This week I tasted the second beer in a series I’m doing: Innis & Gunn’s Highland Cask. This beer is a Scotch ale, which is a family of beer seen only occasionally here in the United States. These beers are actually casualties of America’s obsession with hops, as they are typically very malt focused. I’m doing a series on these beers because most people are unaware that they exist, and many people will really enjoy them.

The birth of Innis & Gunn is perhaps one of the most interesting brewery stories that has ever been told. Master brewer Dougal Sharp was enlisted by a whiskey distiller to help produce an ale-finished whiskey. Sharp succeeded, composing a special recipe to season the barrels before they were used to age the whiskey. The beer that was created in the barrels was actually poured out until a couple of the laborers at the distillery tried it and realized that it tasted fantastic. Sharp then quit his job and began perfecting the beer he had accidently stumbled upon, for the course of a year, before finally releasing the Original variety. Several other beers have followed, including this week’s, which is aged in casks that have already contained malt whiskey.

This beer should be served in a pint glass, and I think it will pair really well with a wide variety of foods. Anything sweet and savory should work well, but spicy foods would work better with an IPA. I actually think this would go well with chicken, which a lot of American pale ales overpower.

The beer poured a beautiful clear copper, which was pure gold around the edges. The head formed as a sliver of light tan foam, but this settled out quickly to just a ring of very fine bubbles around the edge. This head actually didn’t leave much lacing, even though the ring of bubbles was long lasting, as the fine bubbles just flowed down the wall of the glass after each sip. The aroma was surprisingly bright, with both lemon and slight pine notes standing out over the sweet caramel malt character. The lemon citrus notes were actually surprisingly tart, which provided a nice counterpoint to a very complex vanilla character lurking in the nose. The mouthfeel was actually quite nice, combining low carbonation with a moderately full body. The real key, though, was that the body didn’t linger but rather just faded away. The taste was surprisingly sweet, with mostly a caramel vanilla character. Virtually no bitterness was present.

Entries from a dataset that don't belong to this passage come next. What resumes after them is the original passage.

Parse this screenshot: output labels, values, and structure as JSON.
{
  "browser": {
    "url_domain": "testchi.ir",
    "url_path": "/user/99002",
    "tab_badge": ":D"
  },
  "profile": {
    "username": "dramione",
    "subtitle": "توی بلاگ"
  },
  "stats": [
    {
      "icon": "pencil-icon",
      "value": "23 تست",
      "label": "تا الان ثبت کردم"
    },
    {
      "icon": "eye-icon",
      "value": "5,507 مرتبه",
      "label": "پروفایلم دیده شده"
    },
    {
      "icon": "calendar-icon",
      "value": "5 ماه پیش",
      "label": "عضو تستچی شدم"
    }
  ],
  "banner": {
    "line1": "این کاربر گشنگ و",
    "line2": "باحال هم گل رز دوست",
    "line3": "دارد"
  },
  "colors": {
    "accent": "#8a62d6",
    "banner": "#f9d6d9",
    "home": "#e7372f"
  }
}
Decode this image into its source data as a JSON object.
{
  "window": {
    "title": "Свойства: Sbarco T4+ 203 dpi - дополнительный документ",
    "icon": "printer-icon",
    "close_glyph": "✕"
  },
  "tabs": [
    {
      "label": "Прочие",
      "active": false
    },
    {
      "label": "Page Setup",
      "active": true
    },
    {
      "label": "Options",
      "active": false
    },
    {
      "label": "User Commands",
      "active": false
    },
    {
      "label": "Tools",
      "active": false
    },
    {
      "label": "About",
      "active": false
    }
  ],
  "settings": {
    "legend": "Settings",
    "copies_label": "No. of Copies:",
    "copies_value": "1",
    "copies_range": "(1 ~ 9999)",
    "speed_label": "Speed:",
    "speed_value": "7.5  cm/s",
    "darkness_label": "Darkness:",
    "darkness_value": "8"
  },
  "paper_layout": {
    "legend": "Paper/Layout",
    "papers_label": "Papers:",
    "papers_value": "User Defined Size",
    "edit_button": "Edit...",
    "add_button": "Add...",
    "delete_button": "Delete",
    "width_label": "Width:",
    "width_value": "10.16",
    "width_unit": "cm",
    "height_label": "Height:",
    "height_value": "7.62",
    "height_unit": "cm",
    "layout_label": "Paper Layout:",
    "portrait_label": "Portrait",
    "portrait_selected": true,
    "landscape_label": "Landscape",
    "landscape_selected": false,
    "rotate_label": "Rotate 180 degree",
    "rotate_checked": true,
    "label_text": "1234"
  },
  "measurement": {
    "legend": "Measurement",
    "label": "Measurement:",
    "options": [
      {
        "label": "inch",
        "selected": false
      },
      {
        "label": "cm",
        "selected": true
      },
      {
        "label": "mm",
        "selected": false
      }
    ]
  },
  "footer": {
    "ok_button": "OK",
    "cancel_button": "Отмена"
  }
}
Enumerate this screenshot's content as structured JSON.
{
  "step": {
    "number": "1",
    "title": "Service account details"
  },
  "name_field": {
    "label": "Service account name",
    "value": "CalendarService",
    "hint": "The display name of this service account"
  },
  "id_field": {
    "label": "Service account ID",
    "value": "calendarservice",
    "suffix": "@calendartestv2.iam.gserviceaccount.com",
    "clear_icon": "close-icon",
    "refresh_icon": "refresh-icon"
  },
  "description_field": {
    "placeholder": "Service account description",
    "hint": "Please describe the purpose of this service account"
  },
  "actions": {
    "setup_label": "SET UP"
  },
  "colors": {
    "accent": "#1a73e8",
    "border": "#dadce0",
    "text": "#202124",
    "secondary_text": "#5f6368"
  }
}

Overall, this beer is definitely worth trying, especially for fans of bourbon. Though I prefer drier beers, the vanilla aspect of this drink isn’t too overpowering. In fact, the sweetness and smoothness of the Innis & Gunn’s is heightened, adding more to the overall character of the beer.